Before sharing my commentary, I should note that these photos are not images from high-end designer fashion shows. Fashions displayed on runway models at those events can range (literally) from the sublime to the ridiculous. Many of the looks are completely unsuitable for real life, including the recently unveiled "thong jeans" (they look just like you'd imagine) or outfits apparently constructed entirely from plastic wrap, shower curtain rings, and feathers. I'm guessing nobody actually expects reality at these events; but the adoring expressions on the faces of wealthy fashion show attendees remind me of Hans Christian Andersen's fairy tale, "The Emperor's New Clothes." In other words, if the society women sitting next to the runway don't act like these looks are really cool, they will be viewed as not very fashionable.
But, back to the 50 images of outfit layering strategies for real women. To underscore the authenticity of these looks, they are photographed on the streets of (just guessing here) New York, with many of the women shown standing among a throng of people apparently going about their business without giving them a second glance.
The first slide shows an attractive woman wearing a hot pink turtleneck and bright yellow pants, topped with a vivid orange, black and white printed coat featuring a huge purple faux fur collar—or maybe it's a bathmat draped around her neck, my mother has one in exactly that color. Several men and women in the background are dressed in normal business casual attire. The looks go generally downhill from there.
Several of the looks apparently involve wearing as many different pieces of clothing as possible at one time; for instance, a long green and black hounds tooth patterned skirt, topped with a purple crushed velvet shorter dress, a blue and red paisley scarf, pink and white rope belt, navy blue raincoat, brown and tan purse and a large black felt hat adorned with a large white bird ornament. Stunning...but not in the intended way. In fact, the fake bird looks like it might be trying to take flight and leave this layered look behind. This trend could be the next "ugly sweater" party look—participants would simply wear as many odd-looking pieces together as possible and have everyone vote on the winner. They could even dare others to go out in public this way. Fun!
Other looks include wearing a sweater several sizes too big over a white tulle tulip-hem skirt over a pair of jeans and boots. Another pairs leather pants and a leopard-print blouse under a puffy green jacket and a fur stole over that. A third look combines the same green puffy jacket over a blue and white striped wrap dress—or possibly a bathrobe—with a black sheer top peeking out. I could go on and on—there are 50 slides, after all—but I must admit, these images are as painful to write about as they are to read about.

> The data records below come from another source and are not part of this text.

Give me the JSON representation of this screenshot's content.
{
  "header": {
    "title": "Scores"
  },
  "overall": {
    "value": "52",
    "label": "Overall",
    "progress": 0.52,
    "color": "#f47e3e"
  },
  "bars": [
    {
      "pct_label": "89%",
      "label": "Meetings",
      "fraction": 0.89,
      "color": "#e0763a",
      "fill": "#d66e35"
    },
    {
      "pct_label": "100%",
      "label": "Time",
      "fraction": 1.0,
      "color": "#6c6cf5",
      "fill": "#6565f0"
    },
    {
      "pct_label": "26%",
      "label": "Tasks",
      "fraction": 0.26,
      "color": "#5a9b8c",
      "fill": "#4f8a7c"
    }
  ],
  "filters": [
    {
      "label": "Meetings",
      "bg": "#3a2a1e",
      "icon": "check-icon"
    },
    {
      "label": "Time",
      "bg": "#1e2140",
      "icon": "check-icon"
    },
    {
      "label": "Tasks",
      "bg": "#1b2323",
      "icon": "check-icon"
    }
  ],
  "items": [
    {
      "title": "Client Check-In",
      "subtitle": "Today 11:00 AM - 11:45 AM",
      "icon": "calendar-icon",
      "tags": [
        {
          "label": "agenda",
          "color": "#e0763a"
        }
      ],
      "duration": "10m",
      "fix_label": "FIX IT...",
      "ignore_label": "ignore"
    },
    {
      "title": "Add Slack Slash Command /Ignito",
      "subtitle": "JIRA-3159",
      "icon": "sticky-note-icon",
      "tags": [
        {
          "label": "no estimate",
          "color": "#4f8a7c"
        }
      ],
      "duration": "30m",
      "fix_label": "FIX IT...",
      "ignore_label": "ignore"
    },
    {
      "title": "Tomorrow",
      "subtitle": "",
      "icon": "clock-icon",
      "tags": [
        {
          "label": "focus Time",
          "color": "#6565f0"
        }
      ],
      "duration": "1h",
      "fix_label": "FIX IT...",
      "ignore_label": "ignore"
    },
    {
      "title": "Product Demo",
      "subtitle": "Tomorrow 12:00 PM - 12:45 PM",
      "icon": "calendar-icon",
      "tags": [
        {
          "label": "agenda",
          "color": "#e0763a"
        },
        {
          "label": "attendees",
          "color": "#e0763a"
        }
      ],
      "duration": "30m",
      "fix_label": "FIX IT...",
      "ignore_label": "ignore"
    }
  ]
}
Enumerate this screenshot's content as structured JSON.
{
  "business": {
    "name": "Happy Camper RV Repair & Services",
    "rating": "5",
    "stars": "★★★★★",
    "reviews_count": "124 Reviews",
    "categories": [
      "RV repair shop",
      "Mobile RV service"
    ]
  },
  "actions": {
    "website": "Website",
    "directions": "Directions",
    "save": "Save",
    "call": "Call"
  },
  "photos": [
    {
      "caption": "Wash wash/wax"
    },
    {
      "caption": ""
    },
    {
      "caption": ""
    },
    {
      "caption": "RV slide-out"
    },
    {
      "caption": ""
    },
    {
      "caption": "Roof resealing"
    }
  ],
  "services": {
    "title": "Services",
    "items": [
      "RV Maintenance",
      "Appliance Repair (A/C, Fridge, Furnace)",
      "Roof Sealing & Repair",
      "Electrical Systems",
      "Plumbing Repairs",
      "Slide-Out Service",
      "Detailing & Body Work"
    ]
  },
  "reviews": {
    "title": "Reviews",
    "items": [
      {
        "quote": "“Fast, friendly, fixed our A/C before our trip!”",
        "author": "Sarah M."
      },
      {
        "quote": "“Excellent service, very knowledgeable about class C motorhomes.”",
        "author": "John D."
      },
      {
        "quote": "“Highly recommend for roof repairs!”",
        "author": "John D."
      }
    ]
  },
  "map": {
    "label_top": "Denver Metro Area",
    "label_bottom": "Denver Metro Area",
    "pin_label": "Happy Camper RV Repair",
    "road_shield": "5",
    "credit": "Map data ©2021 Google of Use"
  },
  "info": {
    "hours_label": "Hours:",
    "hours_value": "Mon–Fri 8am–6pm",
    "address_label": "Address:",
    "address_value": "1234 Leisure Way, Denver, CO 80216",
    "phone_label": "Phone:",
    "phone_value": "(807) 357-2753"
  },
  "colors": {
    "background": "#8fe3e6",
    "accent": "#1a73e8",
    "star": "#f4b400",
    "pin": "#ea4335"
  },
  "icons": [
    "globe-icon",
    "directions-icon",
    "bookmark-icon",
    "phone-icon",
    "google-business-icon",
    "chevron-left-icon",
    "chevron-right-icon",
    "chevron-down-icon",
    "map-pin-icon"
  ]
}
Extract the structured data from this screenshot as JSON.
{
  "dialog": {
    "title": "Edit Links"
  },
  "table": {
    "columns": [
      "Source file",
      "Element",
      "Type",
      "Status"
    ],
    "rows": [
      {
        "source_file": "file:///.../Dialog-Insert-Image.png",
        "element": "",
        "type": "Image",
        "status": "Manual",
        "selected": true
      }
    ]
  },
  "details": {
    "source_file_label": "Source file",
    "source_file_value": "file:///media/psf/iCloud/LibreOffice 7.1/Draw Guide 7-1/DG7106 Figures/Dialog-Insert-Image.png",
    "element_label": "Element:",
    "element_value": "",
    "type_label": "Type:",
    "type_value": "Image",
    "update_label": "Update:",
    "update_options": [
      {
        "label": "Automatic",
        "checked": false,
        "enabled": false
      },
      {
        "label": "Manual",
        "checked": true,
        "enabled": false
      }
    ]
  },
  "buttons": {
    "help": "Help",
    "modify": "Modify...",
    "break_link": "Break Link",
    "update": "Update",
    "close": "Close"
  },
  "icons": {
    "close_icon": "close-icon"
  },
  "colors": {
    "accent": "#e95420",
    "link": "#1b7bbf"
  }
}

But if you're curious, here's the link, to view the slideshow: <>.
One thing I do know about the afore-mentioned apparently up-and-coming wardrobe trends. Those awful photos documenting, "What Some People Wear at Walmart," don't even come close to the weirdness of big city layered fashion looks.
Copyright © 2018 Ruth Wasmer
Contact Ruth at firstname.lastname@example.org